Note: To view the charts clearer, right click over them and choose "Open link in new window." That will allow you to zoom in as well.

Alphabet For Raising 'Sci-Fi' Boys

I did this on a whim after reading that funny updated version of  'Alphabet for Today's Kids' (where 'S' stands for Skype, 'T' for tablet, etc, but 'A' still standing for 'Apple' (iPhone, i.e.) :-).

So I decided to do one for sci-fi and fantasy reading and share the results with my member group:, formerly the Science Fiction Association of Singapore.

(You can send comments to me at: To see the jpeg at a higher resolution, first click on the image and then select "Show original" at bottom left. This will allow you to zoom in. Strangely, it is not in as high a resolution as the original.)

The task of populating an A - Z list of sci-fi writers is not difficult, but there are challenges. For example, who should you include? Do you favour the writers from the Golden Age of Sci-Fi, or should you highlight instead the more popular authors? How about sci-fi from popular movies? Should novelisations be considered an original book? Also, some popular authors tended to write more short stories than novels. My guideline is that it does not matter. As long as a book (or a series of books) is well received, they deserve a mention. One problem is including new authors who have gained a fan following. My own guideline is that any author who has been in the profession for less than 10 years is 'new'. I also measure their output. Of course, you need not write many books to be exceptionally good. In any case, there is an 'Alphabet For Raising New Sci-Fi Kids' in the works. Those (including fantasy/genre authors) not highlighted in this issue will be featured on that list or other pertinent ones.

Why 'Sci-fi for Boys'? Well, male sci-fi authors seem to be better known. Besides Le Guin, there are many other sci-fi lady authors of note. They can be found in 'Alphabet for Raising 'Sci-fi' Girls'. I am not doing this because I am gender biased; just that female sci-fi writers should be celebrated just as much as their male counterparts. They are certainly on par in terms of imagination, writing skill and ability to awe. But boys are boys and girls are girls. Girls should have a list of female sci-fi authors they can look up to and be inspired by too, not just with those who write romance or vampire novels. Of course, they can combine romance with fantasy like what Sharon Shinn does.

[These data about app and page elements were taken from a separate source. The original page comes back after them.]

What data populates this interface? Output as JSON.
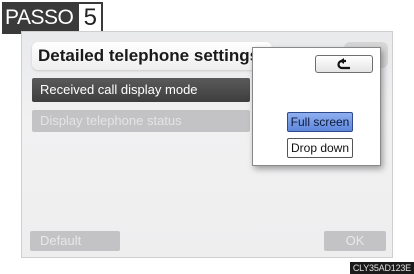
{
  "step": {
    "word": "PASSO",
    "number": "5"
  },
  "screen": {
    "title": "Detailed telephone settings",
    "rows": {
      "received_call_display_mode": "Received call display mode",
      "display_telephone_status": "Display telephone status"
    },
    "buttons": {
      "default": "Default",
      "ok": "OK"
    }
  },
  "popup": {
    "back_icon": "back-arrow-icon",
    "options": {
      "full_screen": "Full screen",
      "drop_down": "Drop down"
    },
    "selected": "Full screen"
  },
  "image_code": "CLY35AD123E",
  "colors": {
    "selected_option": "#6f94e4",
    "active_row": "#4a4a4a",
    "disabled": "#c3c3c5"
  }
}
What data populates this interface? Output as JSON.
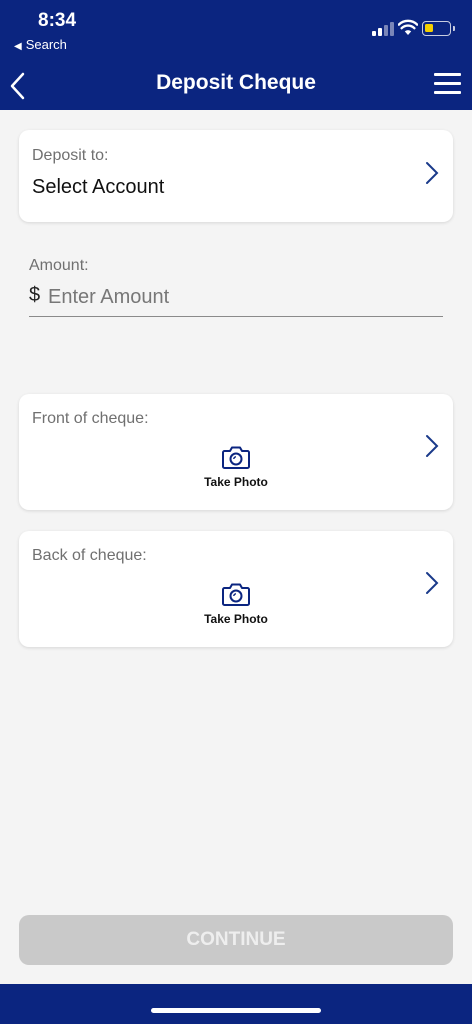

Note: To view the charts clearer, right click over them and choose "Open link in new window." That will allow you to zoom in as well.